Fall 2014

Degree Type


Degree Name

Doctor of Philosophy (PhD)


Aeronautics and Astronautics

First Advisor

Li Qiao

Committee Chair

Li Qiao

Committee Member 1

Haifeng Wang

Committee Member 2

Stephen Heister

Committee Member 3

Jay Gore


Fuel synthesis through gasification of carbonaceous materials (e.g. coal and biomass) has the potential to provide a solution to the increasing demand for energy and liquid transportation fuels. To theoretically understand the complex physical and chemical processes in a gasifier and to identify the most influential parameters for syngas production, we first developed a multi-physics and multi-scale model to simulate the gasification processes in a well-stirred reactor. This model is the first of its kind and considers detailed gas-phase chemistry, particle-phase reactions, moisture drying, devolatilization, porous structure evolution, convective and radiative heat transfer, as well as full coupling between the two phases at various scales for mass, species, and energy exchange.

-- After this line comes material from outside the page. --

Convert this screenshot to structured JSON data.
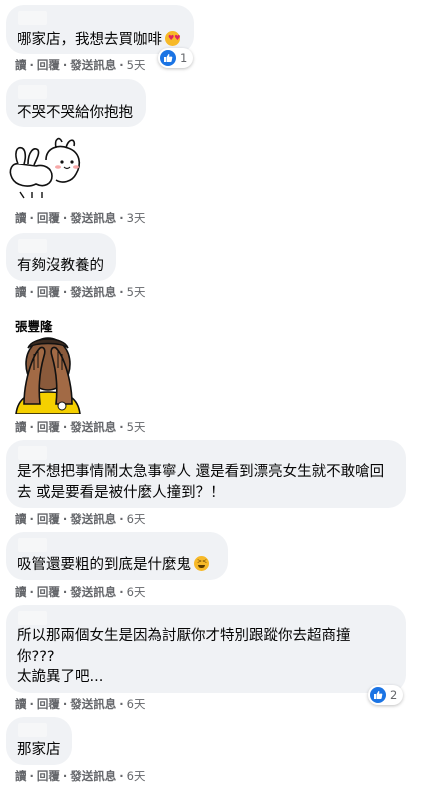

Numerical simulations were conducted to understand the gasification process and the effects of particle size, porous structure, radiative heat transfer, pressure, O2 concentration, H2 addition, moisture content, and devolatilization on gasification performance. The model was also used to study the effect of concentrated solar energy on the gasification process. The effects of concentrated solar energy flux on conversion time, syngas yield, solar-to-fuel conversion efficiency, and solar-to-chemical enthalpy conversion percentage were analyzed.^ Then, droplet breakup mechanism of carbon-in-water suspensions (CWS) under intense radiation were studied both experimentally and theoretically. CWS have unique optical properties and have received increasing interest recently for various applications. In the field of combustion science, CWS have been recommended as a substitute for the traditional fossil fuels. The idea is to suspend carbon (coal or coal) particles in water and then inject them as a spray into a gasifier or boiler. The potential benefits are lower emissions and higher combustion efficiency, in comparison to directly injecting coal particles into air or water steam. Nevertheless, few studies have examined CWS colloidal fuels. Especially, droplet breakup can occur when the droplets are exposed to radiation. The goal of this study was to understand droplet breakup mechanism of CWS under intense radiation. An experiment was developed to visualize the breakup process and to measure the threshold radiation intensity required for explosion at varying particle materials, particle sizes, particle concentrations, droplet sizes, base fluids as well as wavelengths of the radiation. The results showed that radiation absorption by the carbon particles play a critical role in the breakup behavior. A theoretical model was also developed to determine the effects of the particle material, the particle size, the particle concentration, the base fluid, and the wavelength of the radiation on the threshold radiation energy.